The webcomic xkcd posted a comic a while ago that explains rocket science using “only the ten hundred words people use the most often.” It’s a great idea, and clearly the creator thought so too, since he’s now writing an entire book around the concept. He has also made freely available a tool that allows you to write using only those one thousand most common words.
Here is the first sentence of an old post (Animal visual illusions), as I originally wrote it: “Animals interact visually all the time.” Here is the same sentence rewritten using only those thousand most common words: “Animals do things with each other using what their eyes see all the time.” The second version is much harder to understand; there is definitely value in having more than a thousand words to work with.
But what about words that don’t represent some especially nuanced or complex concept, but exist for the sake of specificity: labels, like bird species names? Dark-eyed Junco does not pass muster in the xkcd word checker tool, unsurprisingly. I can get as far as Dark eyed small brown bird that jumps along the ground and has white on the outside of its — but now I’m in trouble: tail isn’t allowed; neither is butt feathers or bottom fan.

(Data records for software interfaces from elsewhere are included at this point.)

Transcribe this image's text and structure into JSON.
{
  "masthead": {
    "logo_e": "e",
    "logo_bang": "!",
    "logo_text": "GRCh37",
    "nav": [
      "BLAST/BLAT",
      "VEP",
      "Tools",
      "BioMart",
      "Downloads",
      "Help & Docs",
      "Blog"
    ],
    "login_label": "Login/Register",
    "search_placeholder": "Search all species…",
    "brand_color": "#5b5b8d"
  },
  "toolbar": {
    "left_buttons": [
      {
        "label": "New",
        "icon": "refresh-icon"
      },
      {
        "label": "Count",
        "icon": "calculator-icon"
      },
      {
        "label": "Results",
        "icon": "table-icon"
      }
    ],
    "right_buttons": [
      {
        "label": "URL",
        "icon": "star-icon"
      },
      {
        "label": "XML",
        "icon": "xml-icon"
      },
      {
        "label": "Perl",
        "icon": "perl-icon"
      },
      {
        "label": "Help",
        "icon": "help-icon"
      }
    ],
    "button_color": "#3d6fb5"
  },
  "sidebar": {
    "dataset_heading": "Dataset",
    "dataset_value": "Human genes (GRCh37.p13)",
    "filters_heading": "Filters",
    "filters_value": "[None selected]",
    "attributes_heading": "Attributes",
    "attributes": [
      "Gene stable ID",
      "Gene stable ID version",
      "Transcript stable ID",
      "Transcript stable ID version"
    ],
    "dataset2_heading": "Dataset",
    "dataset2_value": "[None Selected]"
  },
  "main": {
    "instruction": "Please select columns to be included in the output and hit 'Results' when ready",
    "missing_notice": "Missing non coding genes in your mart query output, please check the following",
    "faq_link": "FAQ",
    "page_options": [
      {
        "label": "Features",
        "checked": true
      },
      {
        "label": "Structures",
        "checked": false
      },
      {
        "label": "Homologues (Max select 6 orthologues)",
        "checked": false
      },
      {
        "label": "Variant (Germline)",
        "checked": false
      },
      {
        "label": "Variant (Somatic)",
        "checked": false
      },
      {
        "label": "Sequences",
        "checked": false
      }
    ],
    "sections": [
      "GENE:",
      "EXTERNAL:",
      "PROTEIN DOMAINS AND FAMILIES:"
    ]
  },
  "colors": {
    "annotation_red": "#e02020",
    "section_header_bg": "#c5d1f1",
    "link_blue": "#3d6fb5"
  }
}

I have to switch directions and go instead with: Dark eyed small brown bird that jumps along the ground and has a white stomach and black head and looks round in the cold.